**Activity:**
Pull every line that includes the word "hotkey" from the data.

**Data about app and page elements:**
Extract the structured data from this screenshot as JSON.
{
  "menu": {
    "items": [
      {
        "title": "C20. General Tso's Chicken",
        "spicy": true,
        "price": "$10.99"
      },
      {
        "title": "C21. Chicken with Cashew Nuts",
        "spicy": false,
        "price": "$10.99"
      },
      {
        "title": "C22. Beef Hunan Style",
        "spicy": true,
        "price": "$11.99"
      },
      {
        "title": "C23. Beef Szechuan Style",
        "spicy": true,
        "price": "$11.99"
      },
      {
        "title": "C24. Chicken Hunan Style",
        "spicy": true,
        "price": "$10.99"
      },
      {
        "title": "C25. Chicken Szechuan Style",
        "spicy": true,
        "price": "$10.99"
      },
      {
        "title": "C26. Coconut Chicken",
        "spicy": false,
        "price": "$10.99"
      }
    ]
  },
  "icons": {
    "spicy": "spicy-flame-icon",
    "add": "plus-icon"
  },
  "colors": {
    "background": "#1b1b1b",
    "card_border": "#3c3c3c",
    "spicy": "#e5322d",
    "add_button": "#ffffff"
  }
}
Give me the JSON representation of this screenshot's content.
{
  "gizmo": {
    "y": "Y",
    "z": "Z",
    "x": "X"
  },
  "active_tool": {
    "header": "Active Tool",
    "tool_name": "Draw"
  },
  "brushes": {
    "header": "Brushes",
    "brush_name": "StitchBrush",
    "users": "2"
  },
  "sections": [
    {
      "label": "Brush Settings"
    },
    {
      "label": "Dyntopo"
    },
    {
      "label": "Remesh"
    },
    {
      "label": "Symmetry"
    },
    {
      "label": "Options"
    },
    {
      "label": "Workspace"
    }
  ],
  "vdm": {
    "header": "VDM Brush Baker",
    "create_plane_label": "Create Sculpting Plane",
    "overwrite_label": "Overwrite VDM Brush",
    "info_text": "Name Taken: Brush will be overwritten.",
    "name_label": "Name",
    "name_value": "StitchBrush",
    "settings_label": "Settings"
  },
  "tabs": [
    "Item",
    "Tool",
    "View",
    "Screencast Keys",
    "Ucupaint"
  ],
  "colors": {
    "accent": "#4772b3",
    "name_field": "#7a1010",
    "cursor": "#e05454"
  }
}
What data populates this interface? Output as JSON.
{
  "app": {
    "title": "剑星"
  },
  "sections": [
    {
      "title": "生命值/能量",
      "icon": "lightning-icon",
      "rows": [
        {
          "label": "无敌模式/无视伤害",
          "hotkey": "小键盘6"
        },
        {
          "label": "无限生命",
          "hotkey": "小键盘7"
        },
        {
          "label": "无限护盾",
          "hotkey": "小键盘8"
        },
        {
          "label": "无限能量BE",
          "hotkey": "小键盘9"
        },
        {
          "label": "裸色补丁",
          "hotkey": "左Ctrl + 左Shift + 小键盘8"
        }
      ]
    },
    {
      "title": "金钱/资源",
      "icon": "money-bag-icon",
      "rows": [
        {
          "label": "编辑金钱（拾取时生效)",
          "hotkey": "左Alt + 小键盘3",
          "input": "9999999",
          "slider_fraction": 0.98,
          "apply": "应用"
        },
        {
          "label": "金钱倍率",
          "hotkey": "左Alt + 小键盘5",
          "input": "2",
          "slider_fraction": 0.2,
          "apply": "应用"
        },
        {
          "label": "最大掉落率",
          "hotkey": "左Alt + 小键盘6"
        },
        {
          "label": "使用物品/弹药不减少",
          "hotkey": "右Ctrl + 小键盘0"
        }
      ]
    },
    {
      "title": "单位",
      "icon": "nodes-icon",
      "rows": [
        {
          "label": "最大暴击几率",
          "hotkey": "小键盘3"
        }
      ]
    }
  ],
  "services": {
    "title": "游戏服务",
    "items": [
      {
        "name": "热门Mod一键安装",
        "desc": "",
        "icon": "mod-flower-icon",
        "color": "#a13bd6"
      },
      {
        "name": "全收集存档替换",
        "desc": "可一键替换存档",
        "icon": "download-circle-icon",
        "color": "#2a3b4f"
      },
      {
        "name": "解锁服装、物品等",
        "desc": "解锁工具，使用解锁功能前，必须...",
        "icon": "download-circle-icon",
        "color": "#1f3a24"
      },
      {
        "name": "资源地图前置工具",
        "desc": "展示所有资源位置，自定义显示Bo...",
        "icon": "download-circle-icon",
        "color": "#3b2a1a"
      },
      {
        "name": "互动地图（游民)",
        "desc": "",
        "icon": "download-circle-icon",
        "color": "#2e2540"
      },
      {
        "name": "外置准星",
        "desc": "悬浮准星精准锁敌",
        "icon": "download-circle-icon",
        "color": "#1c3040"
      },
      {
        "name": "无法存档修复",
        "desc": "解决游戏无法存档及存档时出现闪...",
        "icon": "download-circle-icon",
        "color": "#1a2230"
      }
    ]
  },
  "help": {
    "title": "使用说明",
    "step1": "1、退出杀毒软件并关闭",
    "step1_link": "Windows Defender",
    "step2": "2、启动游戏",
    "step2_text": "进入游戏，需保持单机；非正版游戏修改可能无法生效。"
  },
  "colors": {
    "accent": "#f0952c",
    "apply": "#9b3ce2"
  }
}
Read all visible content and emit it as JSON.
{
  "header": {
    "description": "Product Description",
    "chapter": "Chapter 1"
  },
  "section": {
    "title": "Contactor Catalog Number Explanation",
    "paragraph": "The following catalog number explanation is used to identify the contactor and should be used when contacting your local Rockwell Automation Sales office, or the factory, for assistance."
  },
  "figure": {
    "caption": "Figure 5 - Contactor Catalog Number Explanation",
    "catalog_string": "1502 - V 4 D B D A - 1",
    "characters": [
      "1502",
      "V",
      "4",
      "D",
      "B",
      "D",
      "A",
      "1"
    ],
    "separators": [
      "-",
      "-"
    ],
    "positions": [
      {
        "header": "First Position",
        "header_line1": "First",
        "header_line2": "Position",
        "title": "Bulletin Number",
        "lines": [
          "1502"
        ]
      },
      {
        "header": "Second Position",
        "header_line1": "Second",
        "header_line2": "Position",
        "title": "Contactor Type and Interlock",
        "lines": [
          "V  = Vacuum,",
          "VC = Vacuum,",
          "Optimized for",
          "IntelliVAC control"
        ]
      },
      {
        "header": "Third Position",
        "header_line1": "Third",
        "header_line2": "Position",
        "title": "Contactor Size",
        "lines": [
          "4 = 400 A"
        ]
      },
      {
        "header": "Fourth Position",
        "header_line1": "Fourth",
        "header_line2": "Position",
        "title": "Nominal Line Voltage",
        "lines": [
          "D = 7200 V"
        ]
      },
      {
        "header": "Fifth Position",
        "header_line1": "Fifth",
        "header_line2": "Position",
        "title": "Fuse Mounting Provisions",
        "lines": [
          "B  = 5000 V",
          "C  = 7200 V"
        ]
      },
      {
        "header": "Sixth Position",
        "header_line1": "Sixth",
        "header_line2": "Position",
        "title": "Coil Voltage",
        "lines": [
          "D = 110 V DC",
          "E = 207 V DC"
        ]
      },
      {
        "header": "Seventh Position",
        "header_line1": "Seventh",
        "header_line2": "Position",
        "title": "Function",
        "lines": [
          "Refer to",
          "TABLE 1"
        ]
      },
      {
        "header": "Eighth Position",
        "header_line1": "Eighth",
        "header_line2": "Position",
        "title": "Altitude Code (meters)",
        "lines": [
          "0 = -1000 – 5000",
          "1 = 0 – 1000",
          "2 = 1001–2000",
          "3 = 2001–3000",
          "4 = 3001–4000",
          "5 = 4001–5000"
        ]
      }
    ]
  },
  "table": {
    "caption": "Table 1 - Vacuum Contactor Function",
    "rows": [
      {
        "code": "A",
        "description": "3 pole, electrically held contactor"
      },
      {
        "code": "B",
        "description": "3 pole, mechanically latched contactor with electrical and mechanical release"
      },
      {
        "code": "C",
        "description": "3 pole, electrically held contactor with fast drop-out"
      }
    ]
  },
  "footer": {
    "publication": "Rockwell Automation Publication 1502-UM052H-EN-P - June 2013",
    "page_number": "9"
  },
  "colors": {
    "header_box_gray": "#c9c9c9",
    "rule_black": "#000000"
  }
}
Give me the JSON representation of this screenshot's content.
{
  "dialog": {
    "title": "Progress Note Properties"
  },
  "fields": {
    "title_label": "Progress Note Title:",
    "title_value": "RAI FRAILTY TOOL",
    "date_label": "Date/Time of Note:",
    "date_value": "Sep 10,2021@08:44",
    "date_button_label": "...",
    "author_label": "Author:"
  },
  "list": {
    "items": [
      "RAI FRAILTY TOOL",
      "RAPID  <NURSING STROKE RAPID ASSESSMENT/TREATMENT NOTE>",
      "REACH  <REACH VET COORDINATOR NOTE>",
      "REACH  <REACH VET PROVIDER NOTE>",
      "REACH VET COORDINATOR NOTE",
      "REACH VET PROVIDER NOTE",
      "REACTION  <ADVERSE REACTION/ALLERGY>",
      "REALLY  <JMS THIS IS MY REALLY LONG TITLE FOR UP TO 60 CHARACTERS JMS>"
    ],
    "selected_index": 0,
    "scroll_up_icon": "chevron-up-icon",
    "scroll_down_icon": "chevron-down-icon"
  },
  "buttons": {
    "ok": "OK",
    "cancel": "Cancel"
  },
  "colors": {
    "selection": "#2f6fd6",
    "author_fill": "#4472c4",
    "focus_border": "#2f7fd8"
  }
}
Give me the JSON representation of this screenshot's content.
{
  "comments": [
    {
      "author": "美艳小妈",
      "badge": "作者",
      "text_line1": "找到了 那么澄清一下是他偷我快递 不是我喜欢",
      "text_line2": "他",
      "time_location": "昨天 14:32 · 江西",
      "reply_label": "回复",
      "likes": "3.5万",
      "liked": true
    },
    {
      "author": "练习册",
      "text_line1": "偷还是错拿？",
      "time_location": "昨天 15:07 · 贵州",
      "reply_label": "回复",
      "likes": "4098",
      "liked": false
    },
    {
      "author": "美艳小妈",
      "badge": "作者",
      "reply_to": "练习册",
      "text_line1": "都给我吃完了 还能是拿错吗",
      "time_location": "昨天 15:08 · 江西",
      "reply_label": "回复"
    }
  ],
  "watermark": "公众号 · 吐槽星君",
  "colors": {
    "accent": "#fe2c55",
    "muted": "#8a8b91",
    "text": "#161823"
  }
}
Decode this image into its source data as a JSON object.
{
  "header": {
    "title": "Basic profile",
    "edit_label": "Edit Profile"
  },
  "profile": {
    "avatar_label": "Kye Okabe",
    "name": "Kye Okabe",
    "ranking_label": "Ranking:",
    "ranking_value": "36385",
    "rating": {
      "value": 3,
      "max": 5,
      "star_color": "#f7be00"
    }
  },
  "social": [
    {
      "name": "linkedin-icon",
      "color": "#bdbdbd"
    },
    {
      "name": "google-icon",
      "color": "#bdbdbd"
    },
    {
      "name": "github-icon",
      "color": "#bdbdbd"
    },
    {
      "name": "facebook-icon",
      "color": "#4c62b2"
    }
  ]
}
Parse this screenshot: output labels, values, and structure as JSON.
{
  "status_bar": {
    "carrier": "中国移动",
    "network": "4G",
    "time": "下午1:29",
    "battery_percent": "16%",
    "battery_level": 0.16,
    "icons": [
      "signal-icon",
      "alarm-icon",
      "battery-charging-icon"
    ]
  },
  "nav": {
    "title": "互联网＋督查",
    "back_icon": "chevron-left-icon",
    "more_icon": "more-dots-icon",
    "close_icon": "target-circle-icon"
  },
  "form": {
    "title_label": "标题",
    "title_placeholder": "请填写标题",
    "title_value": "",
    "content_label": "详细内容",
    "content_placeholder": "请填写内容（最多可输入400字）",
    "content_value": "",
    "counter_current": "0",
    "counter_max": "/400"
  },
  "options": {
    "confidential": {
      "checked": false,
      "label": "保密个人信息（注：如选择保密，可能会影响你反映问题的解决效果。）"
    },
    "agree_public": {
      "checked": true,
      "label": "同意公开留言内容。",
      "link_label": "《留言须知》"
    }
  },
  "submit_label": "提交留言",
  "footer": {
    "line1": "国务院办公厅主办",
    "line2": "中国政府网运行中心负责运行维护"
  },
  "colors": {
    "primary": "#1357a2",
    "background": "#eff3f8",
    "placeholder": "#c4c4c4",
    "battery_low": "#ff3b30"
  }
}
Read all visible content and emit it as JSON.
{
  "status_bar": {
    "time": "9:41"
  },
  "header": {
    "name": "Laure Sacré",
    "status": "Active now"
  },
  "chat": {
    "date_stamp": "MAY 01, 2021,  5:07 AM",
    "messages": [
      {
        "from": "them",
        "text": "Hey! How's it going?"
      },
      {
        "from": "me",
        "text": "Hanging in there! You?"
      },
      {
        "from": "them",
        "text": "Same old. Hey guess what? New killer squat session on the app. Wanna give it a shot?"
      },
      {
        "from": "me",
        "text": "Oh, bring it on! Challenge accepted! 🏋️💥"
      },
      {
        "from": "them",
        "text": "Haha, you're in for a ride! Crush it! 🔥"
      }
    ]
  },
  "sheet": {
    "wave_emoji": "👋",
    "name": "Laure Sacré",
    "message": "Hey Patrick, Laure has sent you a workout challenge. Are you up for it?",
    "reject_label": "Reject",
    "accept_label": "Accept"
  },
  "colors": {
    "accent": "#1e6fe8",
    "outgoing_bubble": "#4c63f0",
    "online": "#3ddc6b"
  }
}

**Written answer:**
          "hotkey": "小键盘6"
          "hotkey": "小键盘7"
          "hotkey": "小键盘8"
          "hotkey": "小键盘9"
          "hotkey": "左Ctrl + 左Shift + 小键盘8"
          "hotkey": "左Alt + 小键盘3",
          "hotkey": "左Alt + 小键盘5",
          "hotkey": "左Alt + 小键盘6"
          "hotkey": "右Ctrl + 小键盘0"
          "hotkey": "小键盘3"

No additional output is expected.